The 3 cheapest ways to learn Japanese in Tokyo
You made it! You sat up in Japan, and you are now either looking for a job, either already working…if you got lucky enough to find the few jobs offers that do not require a minimum conversational level in Japanese.
But here is the point: if you want to have the maximum jobs opportunities, a better salary, and even your own private apartment, you better improve your Japanese level as soon as possible! Many landlords actually often don’t accept foreign tenants if they don’t speak well Japanese, even if you provide a Japanese emergency contact. If anything had to go wrong in the apartment they want you to be able to deal with it, with no language trouble.
And here is the dilemma, supposing you do have time to attend classes every day and that you do have enough motivation to study seriously: it’s quite expensive. 2 hours per day from Monday until Friday for 3 months will cost you around 200,000 JPY (around 1 600 EUR depending on the rate), plus the books cost, plus the additional registration fees that most schools require.
You might also realize, a bit late, that instead of planning your school registration you were too busy setting up, traveling and enjoying your new life, and that… you missed the deadlines to register for the semester!
Don’t worry, here are some useful tips to learn Japanese at very low costs.
1. Free lessons given by volunteers in your Ward: to get the basics and the grammar
One of the best advice I was given! In Tokyo, most of the ward offices have a volunteers teaching programme.
Check it out and register as soon as possible for the semester. If you already studied Japanese, they will arrange an assessment interview to appoint you to the class that matches your level. You can choose to attend classes once or twice a week, morning or afternoon, for only 2,000-3,000 JPY. If you missed the registration deadline you can still join the class during the semester (but there is no pro-rated allowance fee). Completely free lessons are also provided on weekends, however, all levels are mixed and I find it less effective.
To find more about it, have a look at the Tokyo Volunteer Nihongo Network.
2. Meetups: to practice and improve your speaking level while making friends

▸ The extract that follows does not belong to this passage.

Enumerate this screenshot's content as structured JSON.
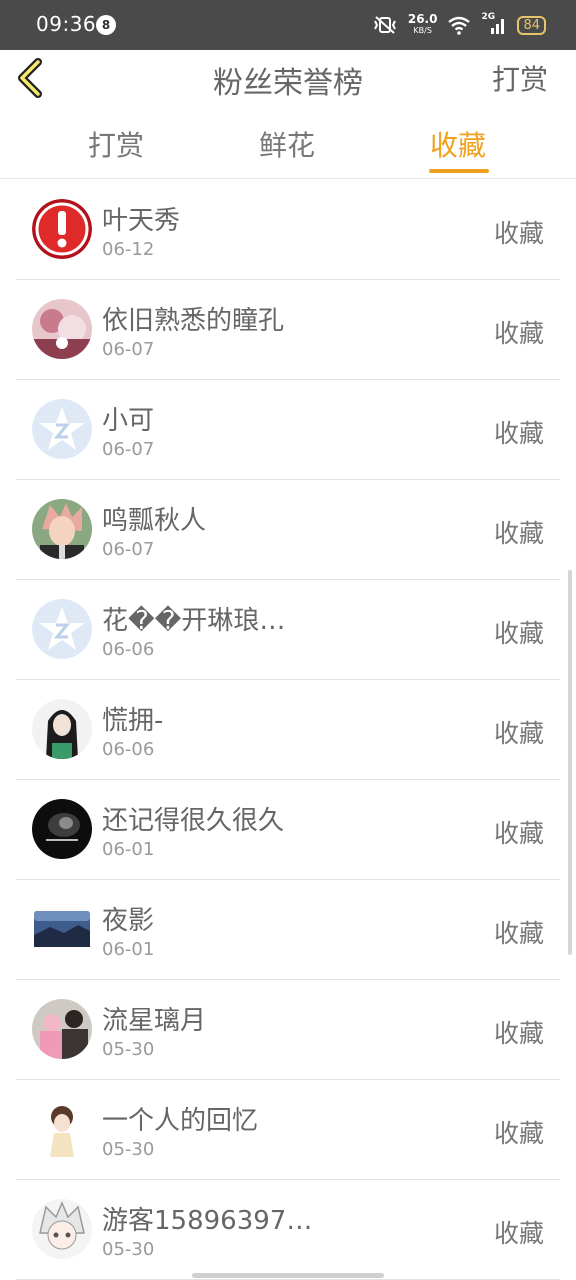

Meetup.com is a popular online social networking website. People from all over the world can share their common interests with others and meet offline through Meetup.
Many language exchange meetups are organized in Tokyo, it is a great opportunity to practice your Japanese with locals. The majority are English – Japanese exchanges but you can also often find it in your native language. Most of them are free and you just have to buy a drink, while for some meetups you will pay a cheap entrance fee 300-500 JPY plus a drink.
Depending on your objective and on your level I recommend you to pay attention to three points: the time, the place, the description of the Meetup.
If you are comfortable enough in Japanese and just would like an opportunity to practice and meet Japanese people: late afternoon/evenings Meetups that are held in bars are good. Be careful, bars tend to be noisy and with loud music, good to chill out but it does not provide the best environment to focus for beginners. If you want a more serious approach to practice: go for daytime Meetups held in cafes. You will have more chances to meet people having the same main objective, learning, and they will be more pedagogical. And still, it’s a really nice way to also make friends.
Also, depending on the area you attend the Meetup, the spirit tend to vary too. For example, Takadanobaba is a typical student area with rather young party people attending.
Finally, the description of the Meetup will give you an idea of the general spirit of the people coming. Pay attention to keywords such as “fun and relax” versus “learn and practice”.
Have a look to this link and find out the Meetup that fits you: https://www.meetup.com/ja-JP/English-Japanese/
One serious cafe where language meetups are very good for beginners it the 80s Cafe since the organizers give a short lesson and provide you with grammatical tips.
3. One to one language exchange with a Japanese Buddy
Another more intense way to learn is to find a Japanese Buddy willing to teach you his language while you teach him yours. A very pleasant way again to practice, and since you are only two people you can choose together the best way to learn and personalize it: chatting, with books, in cafes you want to try, at home etc.
Here are two websites that specialize in finding a foreign exchange buddy:
Good luck to all of you !
Written by Cyrielle Ugnon-Coussioz